A MIDI file doesn't contain any information about instrumentation, i.e. which instrument sounds correspond to particular Program Change numbers (although there may possibly be some embedded textual comments advising of the intended voice assignments). Consequently, playing a MIDI file on a system other than the one it was composed on, would most likely sound completely different, due to the different voice mapping.

Enter General MIDI ...

To qualify for the label GM, a device must have the following minimum specification :

By providing this minimum specification along with its standardised set of melodic and drum sounds, the use of GM goes some way to ensuring that a composition is heard as it was intended to be heard.

GS and XG

Some manufacturers consider the GM standard to be too limiting, and have taken it upon themselves to provide enhanced GM synthesizer modules. First Roland with their GS standard, and then Yamaha with their XG standard.

GS and XG are both supersets of the GM standard, i.e. they have all the features of GM, though provide additional sound banks which are accessed using Bank Select messages.

The voices in the extra banks align with those in the standard GM bank, thus providing variants on the standard voices. This means that a MIDI file composed for use with a GS or XG device will sound okay when played using a standard GM device (because a GM device will ignore any Bank Select messages and just respond to the Program Change messages).

And obviously, as they both provide supersets of GM, either type of device will sound okay when playing MIDI files composed for use with a GM device.

Compatibility both ways, admirably following the spirit of General MIDI.

Down-Loadable Sounds (DLS)

This is one of the more recent additions to the MIDI specification. It provides a scheme whereby sounds (in the form of instrument wavetables) can be downloaded into specific memory locations (corresponding to specific Program Change numbers) within a synthesizer or other sound generating device.

DLS Level 1 devices must support MIDI Program Change messages (and, optionally Bank Select messages) in the usual way, as the means of selecting the instrument to be played on each channel. They need only provide a single bank for downloadable melodic instruments, and when in DLS mode, they may virtualise (i.e. map) incoming Bank Select messages so that they point to the device's actual DLS bank.

Although GM (and hence GS and XG) go some way towards standardising voice allocations, they do not precisely define a sound.
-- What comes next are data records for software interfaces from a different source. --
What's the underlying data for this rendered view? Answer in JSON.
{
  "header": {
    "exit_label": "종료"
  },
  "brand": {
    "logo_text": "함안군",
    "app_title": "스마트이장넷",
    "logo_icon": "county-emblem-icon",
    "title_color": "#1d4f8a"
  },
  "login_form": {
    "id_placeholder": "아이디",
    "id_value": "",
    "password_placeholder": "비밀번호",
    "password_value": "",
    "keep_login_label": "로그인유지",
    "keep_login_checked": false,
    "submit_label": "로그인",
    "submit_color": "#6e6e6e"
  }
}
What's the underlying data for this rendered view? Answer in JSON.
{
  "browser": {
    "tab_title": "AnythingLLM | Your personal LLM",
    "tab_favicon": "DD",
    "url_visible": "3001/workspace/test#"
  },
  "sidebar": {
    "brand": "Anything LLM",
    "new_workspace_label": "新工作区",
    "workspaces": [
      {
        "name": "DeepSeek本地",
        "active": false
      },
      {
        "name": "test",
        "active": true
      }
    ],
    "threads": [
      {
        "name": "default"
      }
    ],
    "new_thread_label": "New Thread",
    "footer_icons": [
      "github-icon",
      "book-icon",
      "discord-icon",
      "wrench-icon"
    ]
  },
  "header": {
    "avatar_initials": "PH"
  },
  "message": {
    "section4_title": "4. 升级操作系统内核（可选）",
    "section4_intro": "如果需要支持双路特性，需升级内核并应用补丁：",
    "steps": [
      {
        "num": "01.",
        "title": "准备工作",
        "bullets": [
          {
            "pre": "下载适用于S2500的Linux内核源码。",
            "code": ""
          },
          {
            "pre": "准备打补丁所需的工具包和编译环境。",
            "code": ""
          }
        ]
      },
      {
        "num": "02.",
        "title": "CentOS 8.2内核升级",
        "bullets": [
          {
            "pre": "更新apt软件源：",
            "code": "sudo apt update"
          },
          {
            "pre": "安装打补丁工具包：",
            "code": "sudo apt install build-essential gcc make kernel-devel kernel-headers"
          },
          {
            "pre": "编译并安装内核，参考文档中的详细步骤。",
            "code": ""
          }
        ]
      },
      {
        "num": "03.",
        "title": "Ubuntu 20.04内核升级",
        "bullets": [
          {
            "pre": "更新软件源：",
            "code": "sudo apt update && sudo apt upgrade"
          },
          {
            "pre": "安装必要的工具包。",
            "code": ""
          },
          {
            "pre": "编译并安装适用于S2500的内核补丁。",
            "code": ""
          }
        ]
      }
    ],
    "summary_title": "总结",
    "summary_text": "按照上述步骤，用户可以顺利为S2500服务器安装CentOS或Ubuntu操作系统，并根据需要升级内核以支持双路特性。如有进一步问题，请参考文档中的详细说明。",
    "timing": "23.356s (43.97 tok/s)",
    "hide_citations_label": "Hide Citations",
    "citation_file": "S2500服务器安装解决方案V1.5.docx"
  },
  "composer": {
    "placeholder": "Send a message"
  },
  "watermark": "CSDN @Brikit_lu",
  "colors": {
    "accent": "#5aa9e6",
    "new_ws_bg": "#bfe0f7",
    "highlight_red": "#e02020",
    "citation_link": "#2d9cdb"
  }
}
The use of DLS ensures (by incorporating voice definitions within a MIDI file) that a composition is played back exactly as the composer intended.

MIDI Specifications

The full MIDI specification is available from the MIDI Manufacturers Association (MMA) and covers the following :

The MMA is the source for all the latest additions to the standard.

The first and last of that list (i.e. basic MIDI and MTC) are covered in my MIDI Software Specification document. There's also a document covering MIDI files, and another listing the General MIDI voice map.